Within the Kokunai Ryugaku Program at JCMU, I had the experience of teaching a class on notable Japanese-Americans. It was a pleasure and a privilege to share with Japanese students what happened to their predecessors and their families after they arrived on American shores. After all, this could be their legacy. Most of these one-of-a-kind historical contributors were not related to comics at all, and included; Toyo Miyatake, Jimmy Mirikitani, Mine Okubo, Daniel Inouye, Steven Okazaki and others.
For this month I want to introduce one of the subjects of our class; James Allen Koichi Moriwaki Seii, now commonly known by his pen name, “Allen Say”. He was born in 1937, in Yokohama, near Tokyo, and grew up with a great love of manga. When he was about 12 years old he decided he wanted to become a manga artist and thought of no better way than to arrive at the home of his manga hero, Noro Shinpei, who was a very popular cartoonist at that time.

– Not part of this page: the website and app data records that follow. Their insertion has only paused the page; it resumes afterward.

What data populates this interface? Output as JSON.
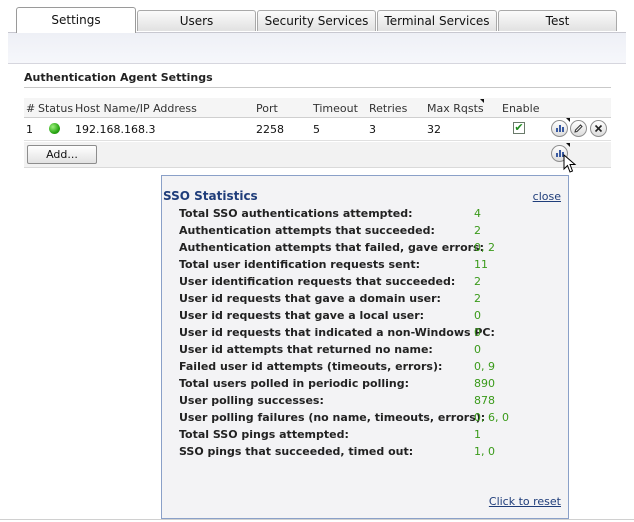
{
  "tabs": [
    {
      "label": "Settings",
      "active": true
    },
    {
      "label": "Users",
      "active": false
    },
    {
      "label": "Security Services",
      "active": false
    },
    {
      "label": "Terminal Services",
      "active": false
    },
    {
      "label": "Test",
      "active": false
    }
  ],
  "section": {
    "title": "Authentication Agent Settings"
  },
  "table": {
    "headers": {
      "num": "#",
      "status": "Status",
      "host": "Host Name/IP Address",
      "port": "Port",
      "timeout": "Timeout",
      "retries": "Retries",
      "max_rqsts": "Max Rqsts",
      "enable": "Enable"
    },
    "rows": [
      {
        "num": "1",
        "status": "online",
        "host": "192.168.168.3",
        "port": "2258",
        "timeout": "5",
        "retries": "3",
        "max_rqsts": "32",
        "enabled": true,
        "enabled_mark": "✔"
      }
    ],
    "add_label": "Add..."
  },
  "icons": {
    "statistics": "bar-chart-icon",
    "edit": "pencil-icon",
    "delete": "x-delete-icon",
    "status": "green-status-dot-icon"
  },
  "popup": {
    "title": "SSO Statistics",
    "close_label": "close",
    "reset_label": "Click to reset",
    "stats": [
      {
        "label": "Total SSO authentications attempted:",
        "value": "4"
      },
      {
        "label": "Authentication attempts that succeeded:",
        "value": "2"
      },
      {
        "label": "Authentication attempts that failed, gave errors:",
        "value": "0, 2"
      },
      {
        "label": "Total user identification requests sent:",
        "value": "11"
      },
      {
        "label": "User identification requests that succeeded:",
        "value": "2"
      },
      {
        "label": "User id requests that gave a domain user:",
        "value": "2"
      },
      {
        "label": "User id requests that gave a local user:",
        "value": "0"
      },
      {
        "label": "User id requests that indicated a non-Windows PC:",
        "value": "0"
      },
      {
        "label": "User id attempts that returned no name:",
        "value": "0"
      },
      {
        "label": "Failed user id attempts (timeouts, errors):",
        "value": "0, 9"
      },
      {
        "label": "Total users polled in periodic polling:",
        "value": "890"
      },
      {
        "label": "User polling successes:",
        "value": "878"
      },
      {
        "label": "User polling failures (no name, timeouts, errors):",
        "value": "0, 6, 0"
      },
      {
        "label": "Total SSO pings attempted:",
        "value": "1"
      },
      {
        "label": "SSO pings that succeeded, timed out:",
        "value": "1, 0"
      }
    ]
  },
  "colors": {
    "link": "#1f3d7a",
    "stat_value": "#3a9a1a",
    "status_online": "#2aa614"
  }
}
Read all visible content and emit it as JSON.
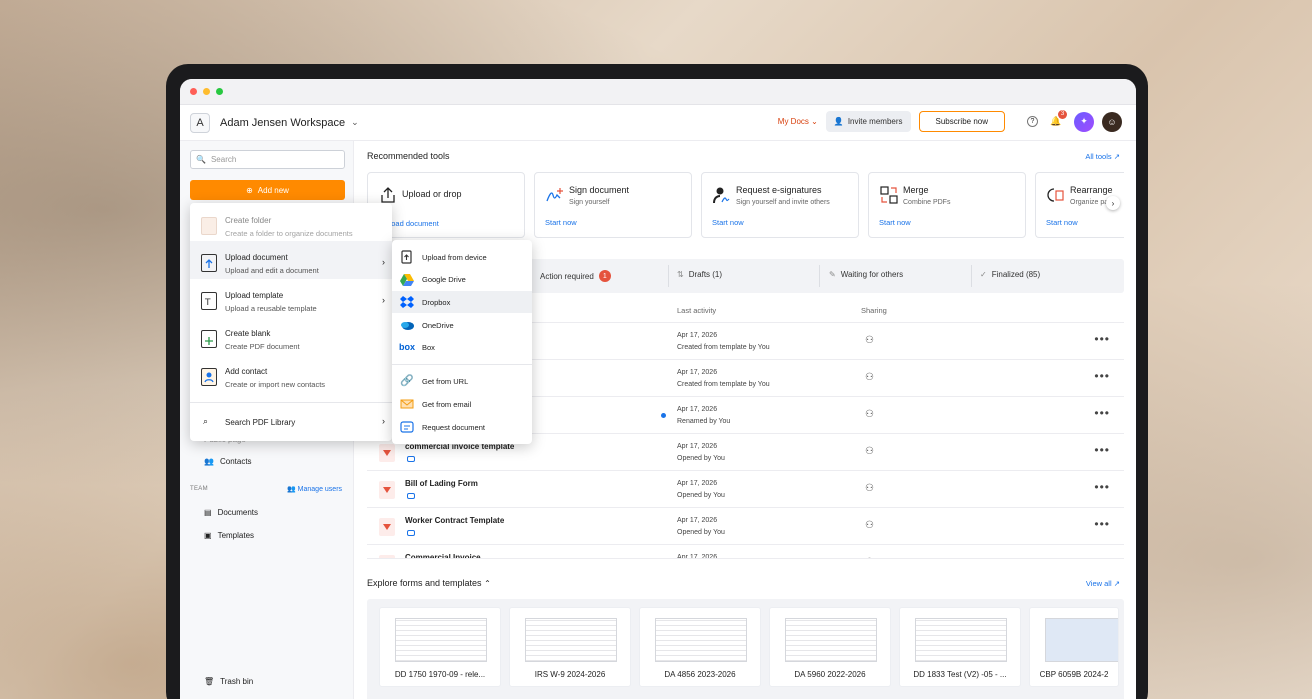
{
  "workspace": {
    "avatar": "A",
    "name": "Adam Jensen Workspace"
  },
  "topbar": {
    "my_docs": "My Docs",
    "invite": "Invite members",
    "subscribe": "Subscribe now",
    "notif_count": "3"
  },
  "sidebar": {
    "search_placeholder": "Search",
    "add_new": "Add new",
    "partial_item": "Public page",
    "contacts": "Contacts",
    "team_label": "TEAM",
    "manage_users": "Manage users",
    "documents": "Documents",
    "templates": "Templates",
    "trash": "Trash bin"
  },
  "recommended": {
    "title": "Recommended tools",
    "all_tools": "All tools",
    "tools": [
      {
        "title": "Upload or drop",
        "sub": "",
        "action": "Upload document"
      },
      {
        "title": "Sign document",
        "sub": "Sign yourself",
        "action": "Start now"
      },
      {
        "title": "Request e-signatures",
        "sub": "Sign yourself and invite others",
        "action": "Start now"
      },
      {
        "title": "Merge",
        "sub": "Combine PDFs",
        "action": "Start now"
      },
      {
        "title": "Rearrange",
        "sub": "Organize pages",
        "action": "Start now"
      }
    ]
  },
  "tabs": {
    "action_required": "Action required",
    "action_count": "1",
    "drafts": "Drafts (1)",
    "waiting": "Waiting for others",
    "finalized": "Finalized (85)"
  },
  "columns": {
    "last_activity": "Last activity",
    "sharing": "Sharing"
  },
  "rows": [
    {
      "name": "",
      "date": "Apr 17, 2026",
      "activity": "Created from template by You"
    },
    {
      "name": "",
      "date": "Apr 17, 2026",
      "activity": "Created from template by You"
    },
    {
      "name": "",
      "date": "Apr 17, 2026",
      "activity": "Renamed by You"
    },
    {
      "name": "commercial invoice template",
      "date": "Apr 17, 2026",
      "activity": "Opened by You"
    },
    {
      "name": "Bill of Lading Form",
      "date": "Apr 17, 2026",
      "activity": "Opened by You"
    },
    {
      "name": "Worker Contract Template",
      "date": "Apr 17, 2026",
      "activity": "Opened by You"
    },
    {
      "name": "Commercial Invoice",
      "date": "Apr 17, 2026",
      "activity": ""
    }
  ],
  "explore": {
    "title": "Explore forms and templates",
    "view_all": "View all",
    "forms": [
      "DD 1750 1970-09 - rele...",
      "IRS W-9 2024-2026",
      "DA 4856 2023-2026",
      "DA 5960 2022-2026",
      "DD 1833 Test (V2) -05 - ...",
      "CBP 6059B 2024-2"
    ]
  },
  "add_menu": {
    "items": [
      {
        "title": "Create folder",
        "sub": "Create a folder to organize documents"
      },
      {
        "title": "Upload document",
        "sub": "Upload and edit a document"
      },
      {
        "title": "Upload template",
        "sub": "Upload a reusable template"
      },
      {
        "title": "Create blank",
        "sub": "Create PDF document"
      },
      {
        "title": "Add contact",
        "sub": "Create or import new contacts"
      }
    ],
    "search_library": "Search PDF Library"
  },
  "upload_menu": [
    "Upload from device",
    "Google Drive",
    "Dropbox",
    "OneDrive",
    "Box",
    "Get from URL",
    "Get from email",
    "Request document"
  ],
  "colors": {
    "accent": "#ff8a00",
    "link": "#1a73e8",
    "badge": "#e5533d"
  }
}
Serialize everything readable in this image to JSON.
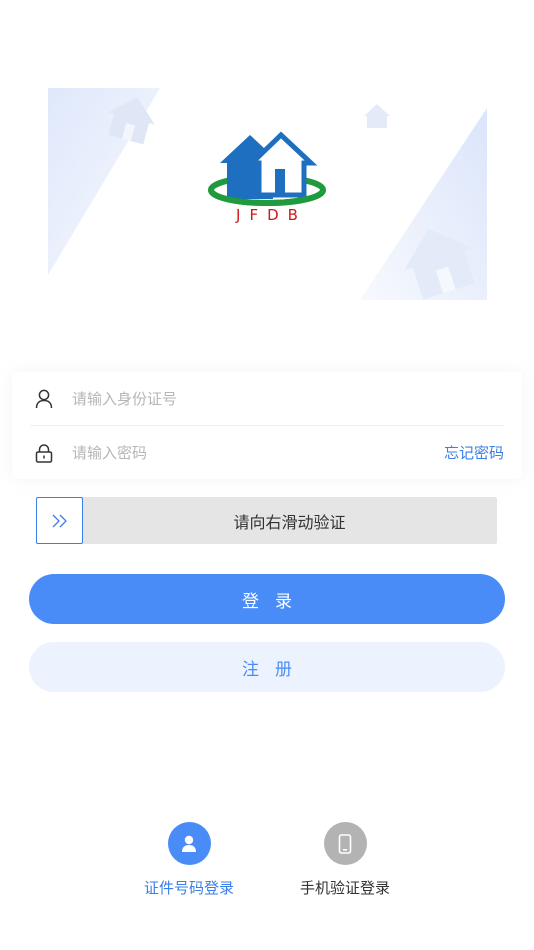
{
  "brand": {
    "logo_text": "JFDB"
  },
  "form": {
    "id_placeholder": "请输入身份证号",
    "password_placeholder": "请输入密码",
    "forgot_password": "忘记密码"
  },
  "slider": {
    "hint": "请向右滑动验证"
  },
  "buttons": {
    "login": "登录",
    "register": "注册"
  },
  "login_modes": [
    {
      "label": "证件号码登录",
      "icon": "user-icon",
      "active": true
    },
    {
      "label": "手机验证登录",
      "icon": "phone-icon",
      "active": false
    }
  ],
  "colors": {
    "primary": "#4a8cf7",
    "link": "#3a7ee8",
    "register_bg": "#ecf3fe",
    "slider_bg": "#e5e5e5",
    "inactive_icon": "#b3b3b3",
    "logo_blue": "#1f6fc0",
    "logo_green": "#1f9a3d",
    "logo_red": "#d0181c"
  }
}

He apprenticed himself to Mr. Shinpei for several years. Though just a boy, he flung himself completely into the world of art and developed his rich skill and technique at the foot of the master he deeply admired. This period of Allen Say’s life is lovingly chronicled in a book I came to cherish, the autobiographical novel, The Ink-Keeper’s Apprentice. To be clear, this is not a comic or illustrated book but rather much like a young adult novel conveying a fascinating account of their relationship, exuding delicious details of the classic Japanese mentor/protégée relationship.
The Ink-Keeper’s Apprentice is not to be missed.
While still a student, his father brought him to America to live, an adventure in itself in which he learned English, developed his art, got jobs, learned to drive, made friends – in short, he became an adult in America.
Over some years living in the States, he did not become precisely what he dreamt of – not a comic book artist – but rather a celebrated picture book illustrator and author. The prestigious Caldecott awarded (gold prize) picture book; Grandfather’s Journey, tells the stirring story, both joyous and sad, of his actual grandfather that most certainly inspired Allen in life and art. The illustrations tell it all, like photos ripped from a precious family album. This is a story that will move and resonate with anyone who has had feet planted in two countries. Allen Say also received the Caldecott Honor (silver prize) for his book The Boy of the Three-Year Nap.
Most of his picture books are stories about himself and his family, like Tree of Cranes, The Inker’s Shadow, Drawing From Memory, or about unique aspects of Japanese culture, Kamishibai Man, Under the Cherry Blossom Tree, and The Bicycle Man. Today, most of his books are translated into Japanese.
A perennial interest for teachers and a classic of multicutural education is How My Parents Learned to Eat, which he illustrated for Ina Friedman. This book tells the story of how a man and woman from different cultures learn to appreciate each others’ cultures, communicate and eventually how to compromise.
I have more than 15 of Allen Say’s gloriously illustrated books on my shelves, plus his semi-autobiographical novel. That leaves several more yet to read. Following in his grandfather’s footprints, Mr. Say lives on two shores and in two worlds, with tremendous experiences from both, separately and combined. I was never sure whether to describe him as a Japanese-American as his life has transcended the term. Allen Say is a blessing and a treasure that both American and Japanese people are so privileged to share.
JCMU English Language Instructor